- _What you should do_
Set down every line from the one containing "Transcribe this image's" through the last line of the records below, exactly as written, and leave out the pictures.

- _Information shown_
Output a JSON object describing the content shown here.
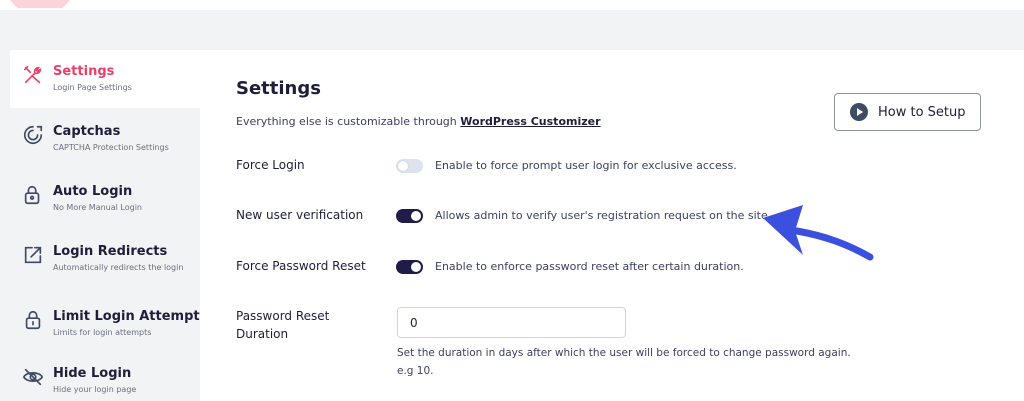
{
  "sidebar": {
    "items": [
      {
        "title": "Settings",
        "subtitle": "Login Page Settings",
        "icon": "tools-icon",
        "active": true
      },
      {
        "title": "Captchas",
        "subtitle": "CAPTCHA Protection Settings",
        "icon": "captcha-icon"
      },
      {
        "title": "Auto Login",
        "subtitle": "No More Manual Login",
        "icon": "lock-user-icon"
      },
      {
        "title": "Login Redirects",
        "subtitle": "Automatically redirects the login",
        "icon": "external-link-icon"
      },
      {
        "title": "Limit Login Attempts",
        "subtitle": "Limits for login attempts",
        "icon": "padlock-icon"
      },
      {
        "title": "Hide Login",
        "subtitle": "Hide your login page",
        "icon": "eye-off-icon"
      }
    ]
  },
  "main": {
    "title": "Settings",
    "intro_text": "Everything else is customizable through ",
    "intro_link": "WordPress Customizer",
    "how_button": "How to Setup",
    "rows": [
      {
        "label": "Force Login",
        "enabled": false,
        "description": "Enable to force prompt user login for exclusive access."
      },
      {
        "label": "New user verification",
        "enabled": true,
        "description": "Allows admin to verify user's registration request on the site."
      },
      {
        "label": "Force Password Reset",
        "enabled": true,
        "description": "Enable to enforce password reset after certain duration."
      }
    ],
    "duration": {
      "label": "Password Reset Duration",
      "value": "0",
      "help": "Set the duration in days after which the user will be forced to change password again. e.g 10."
    }
  },
  "colors": {
    "accent": "#e8426a",
    "toggle_on": "#1f1d47",
    "arrow": "#3c50e0"
  }
}
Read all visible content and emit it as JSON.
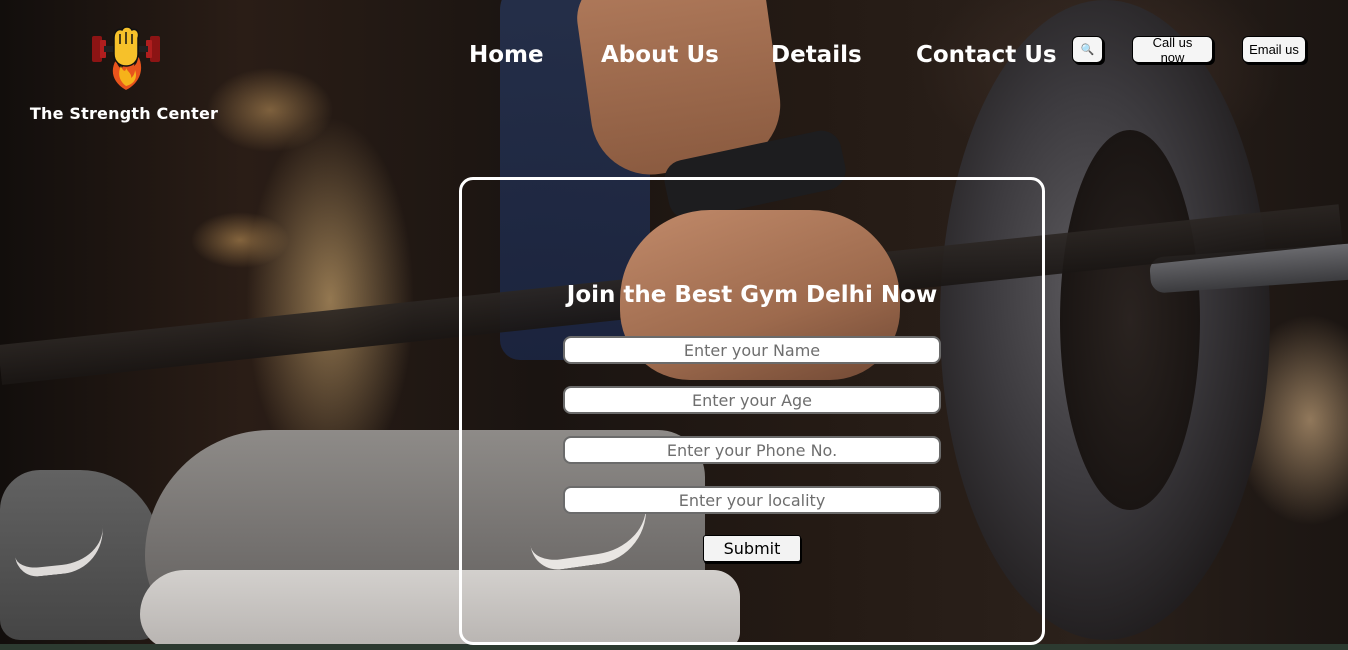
{
  "brand": {
    "name": "The Strength Center",
    "logo_icon": "fist-dumbbell-flame-icon"
  },
  "nav": {
    "items": [
      {
        "label": "Home"
      },
      {
        "label": "About Us"
      },
      {
        "label": "Details"
      },
      {
        "label": "Contact Us"
      }
    ]
  },
  "header_actions": {
    "search_icon": "search-icon",
    "search_glyph": "🔍",
    "call_label": "Call us now",
    "email_label": "Email us"
  },
  "form": {
    "title": "Join the Best Gym Delhi Now",
    "fields": [
      {
        "placeholder": "Enter your Name",
        "value": ""
      },
      {
        "placeholder": "Enter your Age",
        "value": ""
      },
      {
        "placeholder": "Enter your Phone No.",
        "value": ""
      },
      {
        "placeholder": "Enter your locality",
        "value": ""
      }
    ],
    "submit_label": "Submit"
  },
  "colors": {
    "text": "#ffffff",
    "form_border": "#ffffff",
    "button_bg": "#f5f5f5"
  }
}
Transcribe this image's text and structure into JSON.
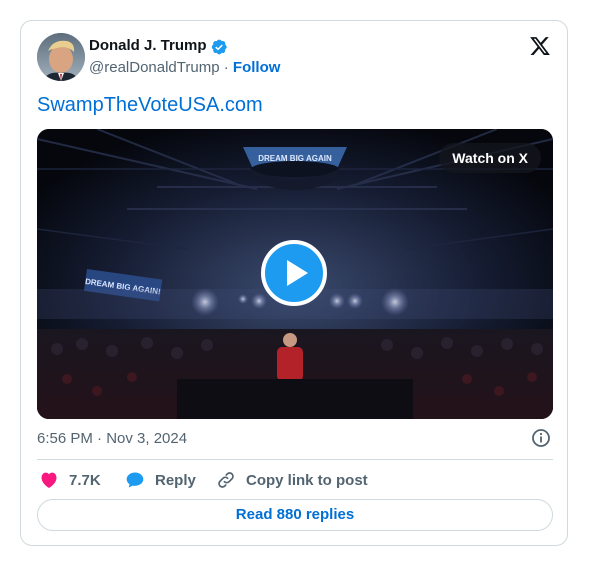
{
  "author": {
    "name": "Donald J. Trump",
    "handle": "@realDonaldTrump",
    "separator": "·",
    "follow_label": "Follow"
  },
  "tweet": {
    "link_text": "SwampTheVoteUSA.com",
    "timestamp": "6:56 PM · Nov 3, 2024"
  },
  "media": {
    "watch_label": "Watch on X",
    "banner_text": "DREAM BIG AGAIN!",
    "ring_text": "DREAM BIG AGAIN"
  },
  "actions": {
    "likes": "7.7K",
    "reply_label": "Reply",
    "copy_label": "Copy link to post"
  },
  "footer": {
    "read_replies": "Read 880 replies"
  },
  "colors": {
    "accent": "#006fd6",
    "like": "#f91880",
    "verified": "#1d9bf0",
    "muted": "#536471",
    "border": "#cfd9de"
  },
  "icons": [
    "verified-badge-icon",
    "x-logo-icon",
    "play-icon",
    "info-icon",
    "heart-icon",
    "reply-bubble-icon",
    "link-icon"
  ]
}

- _Solution to the exercise_
Transcribe this image's text and structure into JSON.
{
  "author": {
    "name": "Donald J. Trump",
    "handle": "@realDonaldTrump",
    "separator": "·",
    "follow_label": "Follow"
  },
  "tweet": {
    "link_text": "SwampTheVoteUSA.com",
    "timestamp": "6:56 PM · Nov 3, 2024"
  },
  "media": {
    "watch_label": "Watch on X",
    "banner_text": "DREAM BIG AGAIN!",
    "ring_text": "DREAM BIG AGAIN"
  },
  "actions": {
    "likes": "7.7K",
    "reply_label": "Reply",
    "copy_label": "Copy link to post"
  },
  "footer": {
    "read_replies": "Read 880 replies"
  },
  "colors": {
    "accent": "#006fd6",
    "like": "#f91880",
    "verified": "#1d9bf0",
    "muted": "#536471",
    "border": "#cfd9de"
  },
  "icons": [
    "verified-badge-icon",
    "x-logo-icon",
    "play-icon",
    "info-icon",
    "heart-icon",
    "reply-bubble-icon",
    "link-icon"
  ]
}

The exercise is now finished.